Florida Today writes that the newly created reef will add to already existing artificial ones in the area, bringing the total area covered to about 100 acres. The paper also writes that this is good news for other reefs in the region as the stress divers and sport fishers put on reefs will be distributed over a larger area, allowing the reef more time to replenish itself. But the motive, the paper says, is not only environmental in nature.
The program will also benefit recreational fishing in Florida, “a $6 billion state industry that supports 70,000 jobs along 1,197 miles of coastline,” according to the Florida Fish & Wildlife Conservation Commission.

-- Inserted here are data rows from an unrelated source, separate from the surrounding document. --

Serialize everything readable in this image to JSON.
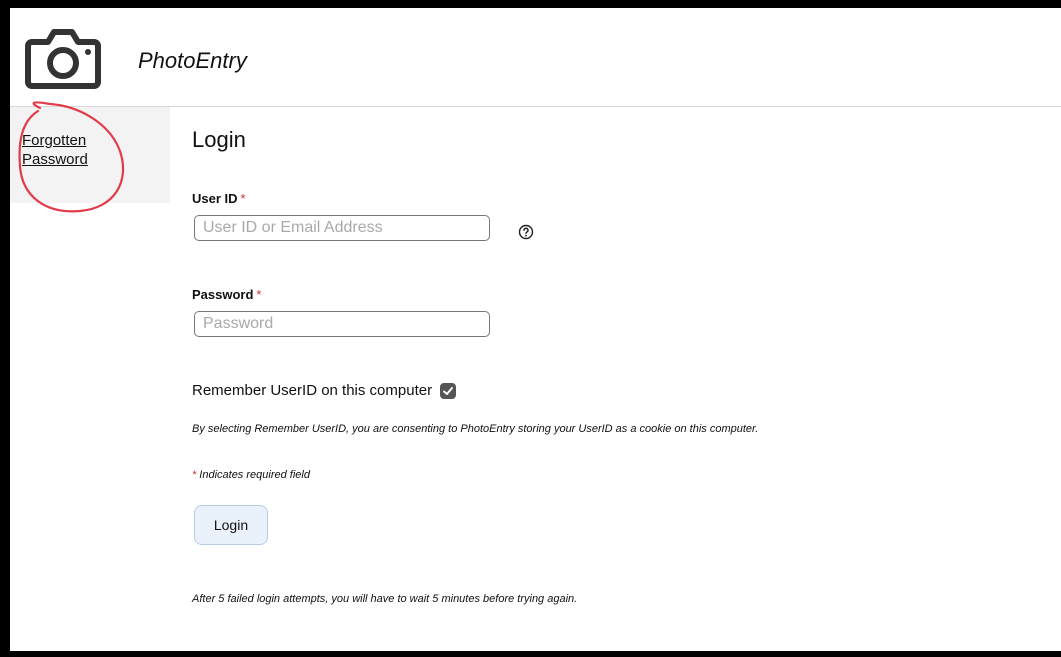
{
  "header": {
    "logo_icon": "camera-icon",
    "app_name": "PhotoEntry"
  },
  "sidebar": {
    "forgot_password": "Forgotten Password",
    "annotation_color": "#e23b4a"
  },
  "form": {
    "title": "Login",
    "userid": {
      "label": "User ID",
      "required_mark": "*",
      "placeholder": "User ID or Email Address",
      "value": "",
      "help_icon": "question-circle-icon"
    },
    "password": {
      "label": "Password",
      "required_mark": "*",
      "placeholder": "Password",
      "value": ""
    },
    "remember": {
      "label": "Remember UserID on this computer",
      "checked": true
    },
    "consent_note": "By selecting Remember UserID, you are consenting to PhotoEntry storing your UserID as a cookie on this computer.",
    "required_note_mark": "*",
    "required_note": "Indicates required field",
    "login_button": "Login",
    "lockout_note": "After 5 failed login attempts, you will have to wait 5 minutes before trying again."
  },
  "colors": {
    "required": "#d0312d",
    "button_bg": "#e9f1fb",
    "checkbox": "#555555"
  }
}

This is definitely good news for the region, both in economic prospects, as well as natural resources. It will also ensure that species of fish and other marine life find a refuge, which will ensure biodiversity and a better chance of survival in the long-term future. Often the sad reality is that natural resources are not deemed important if there is no monetary gain to be had through their survival. In this instance though, protection of species, as well as monetary gain for the communities involved, clearly go hand in hand.
This particular project is only one of many in Florida’s waters. According to Artificialreefs.org, there are dozens of projects currently proposed or already under development, including some in the Tampa Bay/St. Petersburg area.
While the creation of the reefs is commendable, it should not mean that other reefs, be they natural or artificial in origin, are neglected. Waters around the Florida peninsula have been increasingly subject to runoff, from point sources such as industry and phosphate mining and non-point sources such as storm water runoff. As the speed of Florida’s population growth does not seem to be slowing, this problem is only going to get worse.
The state should decide how valuable it finds natural resources — including reefs, beaches, as well as marine life in general — and act now to preserve them. Areas such as Florida’s gulf beaches, a resource Tampa, St. Petersburg and Clearwater depend on for economic reasons, would receive a major economic blow if such resources were lost.